During a great and encouraging conversation recently with my wife, Rachel, she said something about marriage that jumped out at me. In the flow of our dialogue, she said – almost anecdotally – three words that my ears heard with bold italics: the last battleground. When I asked her what she meant by that, she said, “It’s easier to humble yourself before God and others outside your home than it is before your spouse. That’s why marriage is the last battleground of humility.” So true.

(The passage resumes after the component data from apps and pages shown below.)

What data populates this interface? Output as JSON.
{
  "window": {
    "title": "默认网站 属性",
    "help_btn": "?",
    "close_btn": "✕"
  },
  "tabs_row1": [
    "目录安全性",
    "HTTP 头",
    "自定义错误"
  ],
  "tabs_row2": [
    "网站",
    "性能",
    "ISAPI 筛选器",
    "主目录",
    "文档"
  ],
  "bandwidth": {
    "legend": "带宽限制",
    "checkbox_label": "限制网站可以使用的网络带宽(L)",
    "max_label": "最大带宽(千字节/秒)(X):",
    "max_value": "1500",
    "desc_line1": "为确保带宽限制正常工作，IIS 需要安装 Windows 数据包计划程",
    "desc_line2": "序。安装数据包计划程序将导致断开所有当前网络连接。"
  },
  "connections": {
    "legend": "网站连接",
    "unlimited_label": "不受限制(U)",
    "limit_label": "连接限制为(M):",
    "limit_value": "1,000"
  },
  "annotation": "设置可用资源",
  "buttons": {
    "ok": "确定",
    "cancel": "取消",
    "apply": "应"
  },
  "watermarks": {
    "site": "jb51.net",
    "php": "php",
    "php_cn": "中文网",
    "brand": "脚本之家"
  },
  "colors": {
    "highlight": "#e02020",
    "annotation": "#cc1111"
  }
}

Whether you get along naturally in your marriage, or it's a lot of work – or you’re somewhere in between those two extremes – you’ve come to see that marriage is the most vulnerable of all human relationships. As a godly older man recently told me, in his younger days he used to think that being “one flesh” referred exclusively to the sexual relationship in marriage. Over time he’s come to see it means more than just that. We both agreed by laughing together about this insight. No further theoretical pontification about the topic was necessary.
To be married is to be vulnerable. To be in a marriage – a healthy one – is to continually make yourself vulnerable. We stand “naked” before our spouse emotionally, mentally, habitually, attitudinally, vocationally, socially, and spiritually. And if humility – the humility of Christ – is not the chief ingredient of the recipe of your life as man and wife, the aroma of your home won’t smell pleasant. If consistent and true confession and repentance are not the practical harmony of your marriage, the daily melody will always feel “off.” If the gospel of grace you shout “Amen!” to at church and read about and receive in your “quiet time” is not being extended to your spouse, walls will inevitably form and sinful hiddenness (= pride and guilt) will become the default and defining nature of your matrimony. This is why we need the Holy Spirit daily challenging us in and through His Word. And this is why we need – and must have – people in our local church who are agents of the Spirit, challenging us to live what we know in that Word. Lives and marriages survive – even thrive! – only when they are regularly connecting with other believers in our community of faith who are pursuing Jesus daily. Such are the practical implications of marriages and lives that are passionately gripped by the gospel.